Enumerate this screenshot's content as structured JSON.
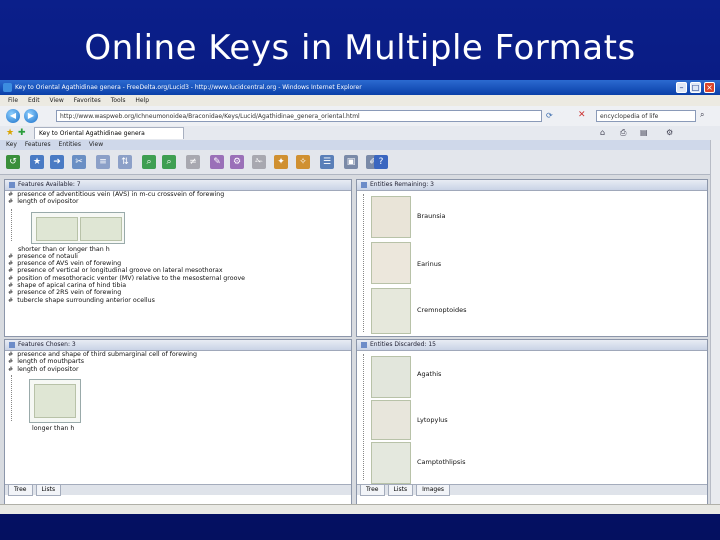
{
  "slide": {
    "title": "Online Keys in Multiple Formats"
  },
  "browser": {
    "title": "Key to Oriental Agathidinae genera - FreeDelta.org/Lucid3 - http://www.lucidcentral.org - Windows Internet Explorer",
    "menu": [
      "File",
      "Edit",
      "View",
      "Favorites",
      "Tools",
      "Help"
    ],
    "address": "http://www.waspweb.org/Ichneumonoidea/Braconidae/Keys/Lucid/Agathidinae_genera_oriental.html",
    "search_value": "encyclopedia of life",
    "tab_label": "Key to Oriental Agathidinae genera"
  },
  "app": {
    "menu": [
      "Key",
      "Features",
      "Entities",
      "View"
    ]
  },
  "panes": {
    "features_available": {
      "header": "Features Available: 7",
      "items_top": [
        "presence of adventitious vein (AVS) in m-cu crossvein of forewing",
        "length of ovipositor"
      ],
      "figure_label": "shorter than or longer than h",
      "items_bottom": [
        "presence of notauli",
        "presence of AVS vein of forewing",
        "presence of vertical or longitudinal groove on lateral mesothorax",
        "position of mesothoracic venter (MV) relative to the mesosternal groove",
        "shape of apical carina of hind tibia",
        "presence of 2RS vein of forewing",
        "tubercle shape surrounding anterior ocellus"
      ]
    },
    "features_chosen": {
      "header": "Features Chosen: 3",
      "items": [
        "presence and shape of third submarginal cell of forewing",
        "length of mouthparts",
        "length of ovipositor"
      ],
      "figure_label": "longer than h"
    },
    "entities_remaining": {
      "header": "Entities Remaining: 3",
      "entities": [
        "Braunsia",
        "Earinus",
        "Cremnoptoides"
      ]
    },
    "entities_discarded": {
      "header": "Entities Discarded: 15",
      "entities": [
        "Agathis",
        "Lytopylus",
        "Camptothlipsis"
      ]
    },
    "tabs_left": [
      "Tree",
      "Lists"
    ],
    "tabs_right": [
      "Tree",
      "Lists",
      "Images"
    ]
  }
}
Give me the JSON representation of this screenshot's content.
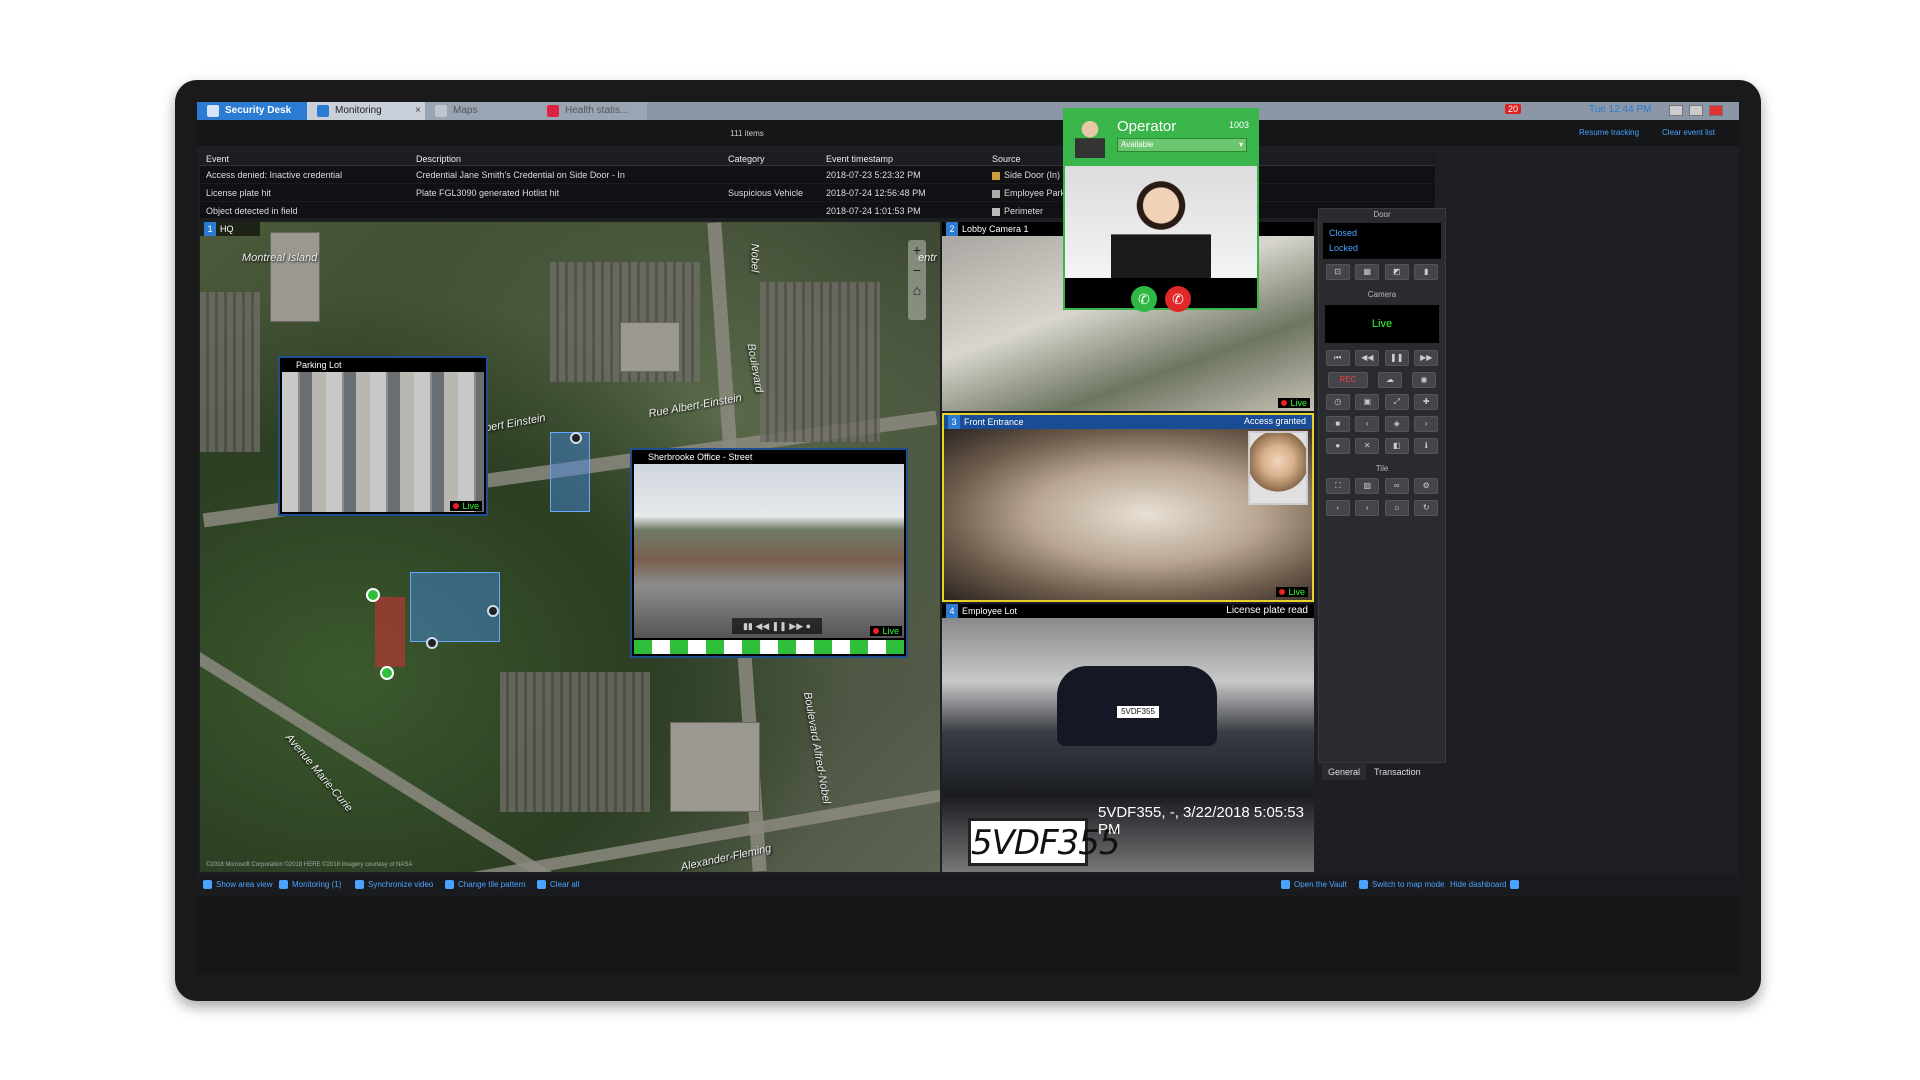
{
  "tabs": [
    {
      "label": "Security Desk"
    },
    {
      "label": "Monitoring"
    },
    {
      "label": "Maps"
    },
    {
      "label": "Health statis..."
    }
  ],
  "tray": {
    "time": "Tue 12:44 PM",
    "notif_count": "20"
  },
  "toolbar": {
    "items_count": "111 items",
    "resume": "Resume tracking",
    "clear": "Clear event list"
  },
  "events": {
    "headers": [
      "Event",
      "Description",
      "Category",
      "Event timestamp",
      "Source"
    ],
    "rows": [
      [
        "Access denied: Inactive credential",
        "Credential Jane Smith's Credential on Side Door - In",
        "",
        "2018-07-23 5:23:32 PM",
        "Side Door (In)"
      ],
      [
        "License plate hit",
        "Plate FGL3090 generated Hotlist hit",
        "Suspicious Vehicle",
        "2018-07-24 12:56:48 PM",
        "Employee Parking Lot"
      ],
      [
        "Object detected in field",
        "",
        "",
        "2018-07-24 1:01:53 PM",
        "Perimeter"
      ]
    ]
  },
  "map": {
    "tile_num": "1",
    "title": "HQ",
    "labels": {
      "montreal": "Montreal Island",
      "albert": "Albert Einstein",
      "rue_albert": "Rue Albert-Einstein",
      "boulevard": "Boulevard",
      "nobel": "Nobel",
      "marie": "Avenue Marie-Curie",
      "fleming": "Alexander-Fleming",
      "alfred": "Boulevard Alfred-Nobel",
      "entr": "entr"
    },
    "parking_popup": "Parking Lot",
    "street_popup": "Sherbrooke Office - Street",
    "live": "Live",
    "copyright": "©2018 Microsoft Corporation ©2018 HERE ©2018 Imagery courtesy of NASA"
  },
  "tiles": {
    "lobby": {
      "num": "2",
      "title": "Lobby Camera 1"
    },
    "entrance": {
      "num": "3",
      "title": "Front Entrance",
      "status": "Access granted"
    },
    "lot": {
      "num": "4",
      "title": "Employee Lot",
      "status": "License plate read",
      "plate": "5VDF355",
      "plate_small": "5VDF355",
      "read": "5VDF355, -, 3/22/2018 5:05:53 PM"
    }
  },
  "call": {
    "name": "Operator",
    "ext": "1003",
    "status": "Available"
  },
  "dashboard": {
    "door_title": "Door",
    "door_states": [
      "Closed",
      "Locked"
    ],
    "camera_title": "Camera",
    "camera_state": "Live",
    "rec": "REC",
    "tile_title": "Tile",
    "tabs": [
      "General",
      "Transaction"
    ]
  },
  "bottom": [
    "Show area view",
    "Monitoring (1)",
    "Synchronize video",
    "Change tile pattern",
    "Clear all",
    "Open the Vault",
    "Switch to map mode",
    "Hide dashboard"
  ]
}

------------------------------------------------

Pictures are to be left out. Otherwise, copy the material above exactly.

- _Answer for the task_
Enumerate this screenshot's content as structured JSON.
{
  "slide": {
    "title": "Online Keys in Multiple Formats"
  },
  "browser": {
    "title": "Key to Oriental Agathidinae genera - FreeDelta.org/Lucid3 - http://www.lucidcentral.org - Windows Internet Explorer",
    "menu": [
      "File",
      "Edit",
      "View",
      "Favorites",
      "Tools",
      "Help"
    ],
    "address": "http://www.waspweb.org/Ichneumonoidea/Braconidae/Keys/Lucid/Agathidinae_genera_oriental.html",
    "search_value": "encyclopedia of life",
    "tab_label": "Key to Oriental Agathidinae genera"
  },
  "app": {
    "menu": [
      "Key",
      "Features",
      "Entities",
      "View"
    ]
  },
  "panes": {
    "features_available": {
      "header": "Features Available: 7",
      "items_top": [
        "presence of adventitious vein (AVS) in m-cu crossvein of forewing",
        "length of ovipositor"
      ],
      "figure_label": "shorter than or longer than h",
      "items_bottom": [
        "presence of notauli",
        "presence of AVS vein of forewing",
        "presence of vertical or longitudinal groove on lateral mesothorax",
        "position of mesothoracic venter (MV) relative to the mesosternal groove",
        "shape of apical carina of hind tibia",
        "presence of 2RS vein of forewing",
        "tubercle shape surrounding anterior ocellus"
      ]
    },
    "features_chosen": {
      "header": "Features Chosen: 3",
      "items": [
        "presence and shape of third submarginal cell of forewing",
        "length of mouthparts",
        "length of ovipositor"
      ],
      "figure_label": "longer than h"
    },
    "entities_remaining": {
      "header": "Entities Remaining: 3",
      "entities": [
        "Braunsia",
        "Earinus",
        "Cremnoptoides"
      ]
    },
    "entities_discarded": {
      "header": "Entities Discarded: 15",
      "entities": [
        "Agathis",
        "Lytopylus",
        "Camptothlipsis"
      ]
    },
    "tabs_left": [
      "Tree",
      "Lists"
    ],
    "tabs_right": [
      "Tree",
      "Lists",
      "Images"
    ]
  }
}
Give me the JSON representation of this screenshot's content.
{
  "tabs": [
    {
      "label": "Security Desk"
    },
    {
      "label": "Monitoring"
    },
    {
      "label": "Maps"
    },
    {
      "label": "Health statis..."
    }
  ],
  "tray": {
    "time": "Tue 12:44 PM",
    "notif_count": "20"
  },
  "toolbar": {
    "items_count": "111 items",
    "resume": "Resume tracking",
    "clear": "Clear event list"
  },
  "events": {
    "headers": [
      "Event",
      "Description",
      "Category",
      "Event timestamp",
      "Source"
    ],
    "rows": [
      [
        "Access denied: Inactive credential",
        "Credential Jane Smith's Credential on Side Door - In",
        "",
        "2018-07-23 5:23:32 PM",
        "Side Door (In)"
      ],
      [
        "License plate hit",
        "Plate FGL3090 generated Hotlist hit",
        "Suspicious Vehicle",
        "2018-07-24 12:56:48 PM",
        "Employee Parking Lot"
      ],
      [
        "Object detected in field",
        "",
        "",
        "2018-07-24 1:01:53 PM",
        "Perimeter"
      ]
    ]
  },
  "map": {
    "tile_num": "1",
    "title": "HQ",
    "labels": {
      "montreal": "Montreal Island",
      "albert": "Albert Einstein",
      "rue_albert": "Rue Albert-Einstein",
      "boulevard": "Boulevard",
      "nobel": "Nobel",
      "marie": "Avenue Marie-Curie",
      "fleming": "Alexander-Fleming",
      "alfred": "Boulevard Alfred-Nobel",
      "entr": "entr"
    },
    "parking_popup": "Parking Lot",
    "street_popup": "Sherbrooke Office - Street",
    "live": "Live",
    "copyright": "©2018 Microsoft Corporation ©2018 HERE ©2018 Imagery courtesy of NASA"
  },
  "tiles": {
    "lobby": {
      "num": "2",
      "title": "Lobby Camera 1"
    },
    "entrance": {
      "num": "3",
      "title": "Front Entrance",
      "status": "Access granted"
    },
    "lot": {
      "num": "4",
      "title": "Employee Lot",
      "status": "License plate read",
      "plate": "5VDF355",
      "plate_small": "5VDF355",
      "read": "5VDF355, -, 3/22/2018 5:05:53 PM"
    }
  },
  "call": {
    "name": "Operator",
    "ext": "1003",
    "status": "Available"
  },
  "dashboard": {
    "door_title": "Door",
    "door_states": [
      "Closed",
      "Locked"
    ],
    "camera_title": "Camera",
    "camera_state": "Live",
    "rec": "REC",
    "tile_title": "Tile",
    "tabs": [
      "General",
      "Transaction"
    ]
  },
  "bottom": [
    "Show area view",
    "Monitoring (1)",
    "Synchronize video",
    "Change tile pattern",
    "Clear all",
    "Open the Vault",
    "Switch to map mode",
    "Hide dashboard"
  ]
}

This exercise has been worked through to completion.